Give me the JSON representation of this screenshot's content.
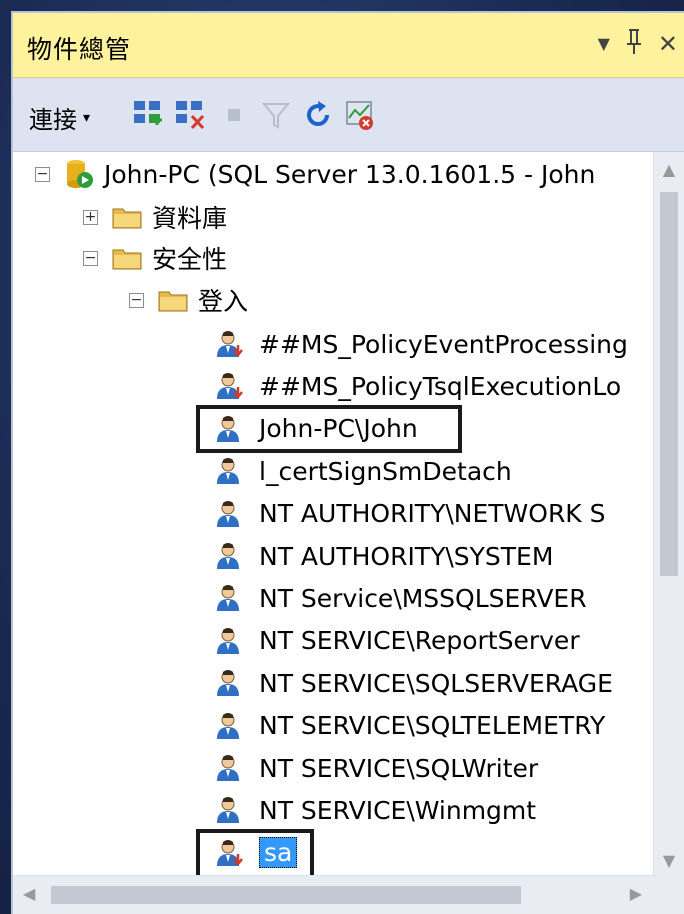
{
  "window": {
    "title": "物件總管",
    "dropdown_icon": "▼",
    "pin_icon": "ᅟ",
    "close_icon": "✕"
  },
  "toolbar": {
    "connect_label": "連接",
    "connect_caret": "▾",
    "buttons": [
      "connect-object-explorer-icon",
      "disconnect-icon",
      "stop-icon",
      "filter-icon",
      "refresh-icon",
      "activity-monitor-icon"
    ]
  },
  "tree": {
    "server": "John-PC (SQL Server 13.0.1601.5 - John",
    "databases": "資料庫",
    "security": "安全性",
    "logins": "登入",
    "login_items": [
      "##MS_PolicyEventProcessing",
      "##MS_PolicyTsqlExecutionLo",
      "John-PC\\John",
      "l_certSignSmDetach",
      "NT AUTHORITY\\NETWORK S",
      "NT AUTHORITY\\SYSTEM",
      "NT Service\\MSSQLSERVER",
      "NT SERVICE\\ReportServer",
      "NT SERVICE\\SQLSERVERAGE",
      "NT SERVICE\\SQLTELEMETRY",
      "NT SERVICE\\SQLWriter",
      "NT SERVICE\\Winmgmt",
      "sa"
    ],
    "expand_minus": "−",
    "expand_plus": "+"
  },
  "colors": {
    "title_bg": "#fff29d",
    "toolbar_bg": "#dde3f1",
    "selection": "#3399ff",
    "highlight_border": "#1a1a1a"
  }
}
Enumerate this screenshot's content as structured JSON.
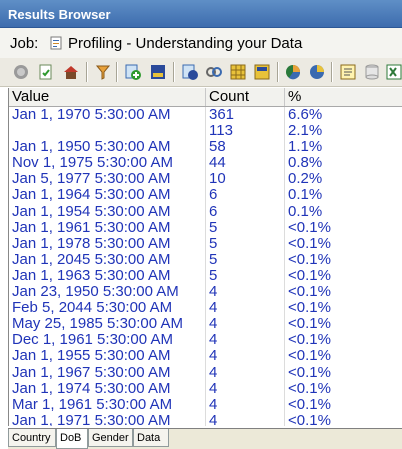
{
  "window": {
    "title": "Results Browser"
  },
  "job": {
    "label": "Job:",
    "name": "Profiling - Understanding your Data"
  },
  "toolbar": {
    "icons": [
      "stop-icon",
      "refresh-icon",
      "home-icon",
      "filter-icon",
      "add-icon",
      "export-icon",
      "drill-icon",
      "link-icon",
      "grid-icon",
      "table-icon",
      "pie-chart-icon",
      "chart-icon",
      "report-icon",
      "database-icon",
      "excel-icon"
    ]
  },
  "table": {
    "columns": [
      "Value",
      "Count",
      "%"
    ],
    "rows": [
      {
        "value": "Jan 1, 1970 5:30:00 AM",
        "count": "361",
        "pct": "6.6%"
      },
      {
        "value": "",
        "count": "113",
        "pct": "2.1%"
      },
      {
        "value": "Jan 1, 1950 5:30:00 AM",
        "count": "58",
        "pct": "1.1%"
      },
      {
        "value": "Nov 1, 1975 5:30:00 AM",
        "count": "44",
        "pct": "0.8%"
      },
      {
        "value": "Jan 5, 1977 5:30:00 AM",
        "count": "10",
        "pct": "0.2%"
      },
      {
        "value": "Jan 1, 1964 5:30:00 AM",
        "count": "6",
        "pct": "0.1%"
      },
      {
        "value": "Jan 1, 1954 5:30:00 AM",
        "count": "6",
        "pct": "0.1%"
      },
      {
        "value": "Jan 1, 1961 5:30:00 AM",
        "count": "5",
        "pct": "<0.1%"
      },
      {
        "value": "Jan 1, 1978 5:30:00 AM",
        "count": "5",
        "pct": "<0.1%"
      },
      {
        "value": "Jan 1, 2045 5:30:00 AM",
        "count": "5",
        "pct": "<0.1%"
      },
      {
        "value": "Jan 1, 1963 5:30:00 AM",
        "count": "5",
        "pct": "<0.1%"
      },
      {
        "value": "Jan 23, 1950 5:30:00 AM",
        "count": "4",
        "pct": "<0.1%"
      },
      {
        "value": "Feb 5, 2044 5:30:00 AM",
        "count": "4",
        "pct": "<0.1%"
      },
      {
        "value": "May 25, 1985 5:30:00 AM",
        "count": "4",
        "pct": "<0.1%"
      },
      {
        "value": "Dec 1, 1961 5:30:00 AM",
        "count": "4",
        "pct": "<0.1%"
      },
      {
        "value": "Jan 1, 1955 5:30:00 AM",
        "count": "4",
        "pct": "<0.1%"
      },
      {
        "value": "Jan 1, 1967 5:30:00 AM",
        "count": "4",
        "pct": "<0.1%"
      },
      {
        "value": "Jan 1, 1974 5:30:00 AM",
        "count": "4",
        "pct": "<0.1%"
      },
      {
        "value": "Mar 1, 1961 5:30:00 AM",
        "count": "4",
        "pct": "<0.1%"
      },
      {
        "value": "Jan 1, 1971 5:30:00 AM",
        "count": "4",
        "pct": "<0.1%"
      }
    ]
  },
  "tabs": [
    {
      "label": "Country",
      "active": false
    },
    {
      "label": "DoB",
      "active": true
    },
    {
      "label": "Gender",
      "active": false
    },
    {
      "label": "Data",
      "active": false
    }
  ],
  "colors": {
    "cell_text": "#2034b8",
    "title_bg": "#3d6cae"
  }
}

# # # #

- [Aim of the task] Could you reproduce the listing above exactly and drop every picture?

- [Response to the exercise]
Give me the JSON representation of this screenshot's content.
{
  "window": {
    "title": "物件總管",
    "dropdown_icon": "▼",
    "pin_icon": "ᅟ",
    "close_icon": "✕"
  },
  "toolbar": {
    "connect_label": "連接",
    "connect_caret": "▾",
    "buttons": [
      "connect-object-explorer-icon",
      "disconnect-icon",
      "stop-icon",
      "filter-icon",
      "refresh-icon",
      "activity-monitor-icon"
    ]
  },
  "tree": {
    "server": "John-PC (SQL Server 13.0.1601.5 - John",
    "databases": "資料庫",
    "security": "安全性",
    "logins": "登入",
    "login_items": [
      "##MS_PolicyEventProcessing",
      "##MS_PolicyTsqlExecutionLo",
      "John-PC\\John",
      "l_certSignSmDetach",
      "NT AUTHORITY\\NETWORK S",
      "NT AUTHORITY\\SYSTEM",
      "NT Service\\MSSQLSERVER",
      "NT SERVICE\\ReportServer",
      "NT SERVICE\\SQLSERVERAGE",
      "NT SERVICE\\SQLTELEMETRY",
      "NT SERVICE\\SQLWriter",
      "NT SERVICE\\Winmgmt",
      "sa"
    ],
    "expand_minus": "−",
    "expand_plus": "+"
  },
  "colors": {
    "title_bg": "#fff29d",
    "toolbar_bg": "#dde3f1",
    "selection": "#3399ff",
    "highlight_border": "#1a1a1a"
  }
}
Enumerate this screenshot's content as structured JSON.
{
  "window": {
    "title": "Results Browser"
  },
  "job": {
    "label": "Job:",
    "name": "Profiling - Understanding your Data"
  },
  "toolbar": {
    "icons": [
      "stop-icon",
      "refresh-icon",
      "home-icon",
      "filter-icon",
      "add-icon",
      "export-icon",
      "drill-icon",
      "link-icon",
      "grid-icon",
      "table-icon",
      "pie-chart-icon",
      "chart-icon",
      "report-icon",
      "database-icon",
      "excel-icon"
    ]
  },
  "table": {
    "columns": [
      "Value",
      "Count",
      "%"
    ],
    "rows": [
      {
        "value": "Jan 1, 1970 5:30:00 AM",
        "count": "361",
        "pct": "6.6%"
      },
      {
        "value": "",
        "count": "113",
        "pct": "2.1%"
      },
      {
        "value": "Jan 1, 1950 5:30:00 AM",
        "count": "58",
        "pct": "1.1%"
      },
      {
        "value": "Nov 1, 1975 5:30:00 AM",
        "count": "44",
        "pct": "0.8%"
      },
      {
        "value": "Jan 5, 1977 5:30:00 AM",
        "count": "10",
        "pct": "0.2%"
      },
      {
        "value": "Jan 1, 1964 5:30:00 AM",
        "count": "6",
        "pct": "0.1%"
      },
      {
        "value": "Jan 1, 1954 5:30:00 AM",
        "count": "6",
        "pct": "0.1%"
      },
      {
        "value": "Jan 1, 1961 5:30:00 AM",
        "count": "5",
        "pct": "<0.1%"
      },
      {
        "value": "Jan 1, 1978 5:30:00 AM",
        "count": "5",
        "pct": "<0.1%"
      },
      {
        "value": "Jan 1, 2045 5:30:00 AM",
        "count": "5",
        "pct": "<0.1%"
      },
      {
        "value": "Jan 1, 1963 5:30:00 AM",
        "count": "5",
        "pct": "<0.1%"
      },
      {
        "value": "Jan 23, 1950 5:30:00 AM",
        "count": "4",
        "pct": "<0.1%"
      },
      {
        "value": "Feb 5, 2044 5:30:00 AM",
        "count": "4",
        "pct": "<0.1%"
      },
      {
        "value": "May 25, 1985 5:30:00 AM",
        "count": "4",
        "pct": "<0.1%"
      },
      {
        "value": "Dec 1, 1961 5:30:00 AM",
        "count": "4",
        "pct": "<0.1%"
      },
      {
        "value": "Jan 1, 1955 5:30:00 AM",
        "count": "4",
        "pct": "<0.1%"
      },
      {
        "value": "Jan 1, 1967 5:30:00 AM",
        "count": "4",
        "pct": "<0.1%"
      },
      {
        "value": "Jan 1, 1974 5:30:00 AM",
        "count": "4",
        "pct": "<0.1%"
      },
      {
        "value": "Mar 1, 1961 5:30:00 AM",
        "count": "4",
        "pct": "<0.1%"
      },
      {
        "value": "Jan 1, 1971 5:30:00 AM",
        "count": "4",
        "pct": "<0.1%"
      }
    ]
  },
  "tabs": [
    {
      "label": "Country",
      "active": false
    },
    {
      "label": "DoB",
      "active": true
    },
    {
      "label": "Gender",
      "active": false
    },
    {
      "label": "Data",
      "active": false
    }
  ],
  "colors": {
    "cell_text": "#2034b8",
    "title_bg": "#3d6cae"
  }
}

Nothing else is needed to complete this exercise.